The Hollywood screen legend died Wednesday of congestive heart failure at the age of 79. She was laid to rest at Forest Lawn Memorial Park in Glendale Thursday.
Friend and fellow philanthropist Elton John paid tribute to Taylor during a concert in Pittsburgh, Penn., Wednesday night.
John dedicated the song "Don't Let the Sun Go Down on Me" to the movie icon and AIDS activist. He said Taylor was not only a movie star but a beautiful woman inside and out.
"She fought for the underdogs. She was without doubt one of the greatest people I have ever met in my life," said John.
Others remembered Taylor at one of her favorite spots, The Abby in West Hollywood. Taylor donated a portrait that hangs at the bar over the fireplace.
Taylor was a champion in the fight against HIV/AIDS. In 1984, she organized and hosted the first fundraiser to benefit AIDS Project Los Angeles.
Taylor also was the first celebrity to publicly support those suffering from AIDS. Her passion in raising money and awareness brought her an honorary Oscar in 1993.
"She would rally, she would come out. She knew her celebrity status could get people, could get media attention and raise money," said Craig Thompson, former director of AIDS Project Los Angeles.
Along with her humanitarianism, she was a great actress, winning two Oscars for her acting career.

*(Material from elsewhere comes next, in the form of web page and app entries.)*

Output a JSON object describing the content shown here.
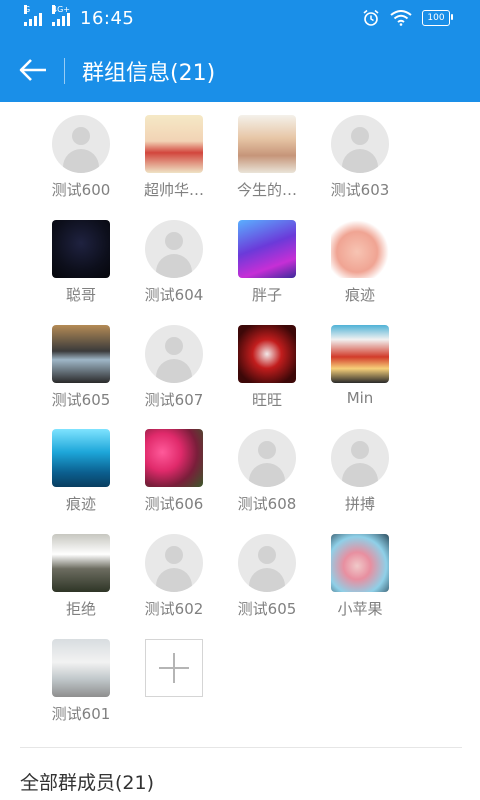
{
  "status": {
    "network_left": "G",
    "network_right": "4G+",
    "time": "16:45",
    "battery": "100"
  },
  "header": {
    "title": "群组信息(21)"
  },
  "members": [
    {
      "name": "测试600",
      "avatar": "default"
    },
    {
      "name": "超帅华…",
      "avatar": "cartoon-boy"
    },
    {
      "name": "今生的…",
      "avatar": "hands-photo"
    },
    {
      "name": "测试603",
      "avatar": "default"
    },
    {
      "name": "聪哥",
      "avatar": "dark-photo"
    },
    {
      "name": "测试604",
      "avatar": "default"
    },
    {
      "name": "胖子",
      "avatar": "purple-phone"
    },
    {
      "name": "痕迹",
      "avatar": "pig-cartoon"
    },
    {
      "name": "测试605",
      "avatar": "laptop-photo"
    },
    {
      "name": "测试607",
      "avatar": "default"
    },
    {
      "name": "旺旺",
      "avatar": "red-figure"
    },
    {
      "name": "Min",
      "avatar": "sunset-banner"
    },
    {
      "name": "痕迹",
      "avatar": "fish-underwater"
    },
    {
      "name": "测试606",
      "avatar": "flowers"
    },
    {
      "name": "测试608",
      "avatar": "default"
    },
    {
      "name": "拼搏",
      "avatar": "default"
    },
    {
      "name": "拒绝",
      "avatar": "waterfall"
    },
    {
      "name": "测试602",
      "avatar": "default"
    },
    {
      "name": "测试605",
      "avatar": "default"
    },
    {
      "name": "小苹果",
      "avatar": "girl-photo"
    },
    {
      "name": "测试601",
      "avatar": "boy-photo"
    }
  ],
  "footer": {
    "all_members_label": "全部群成员(21)"
  },
  "colors": {
    "primary": "#1a8fe8",
    "name_gray": "#808080"
  }
}
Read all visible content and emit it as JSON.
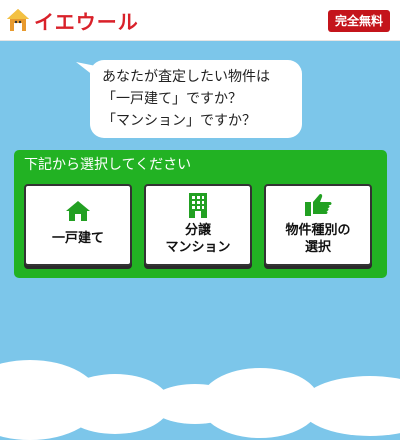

Her first Oscar was for "BUtterfield 8" in the 1960s. She won a second one six years later playing a raging alcoholic in "Who's Afraid of Virginia Woolf?"
Taylor battled health problems her entire life. She had life-threatening bouts with pneumonia, a brain tumor and congestive heart failure in her 60s and 70s.
She also battled substance abuse and very publicly went through rehab.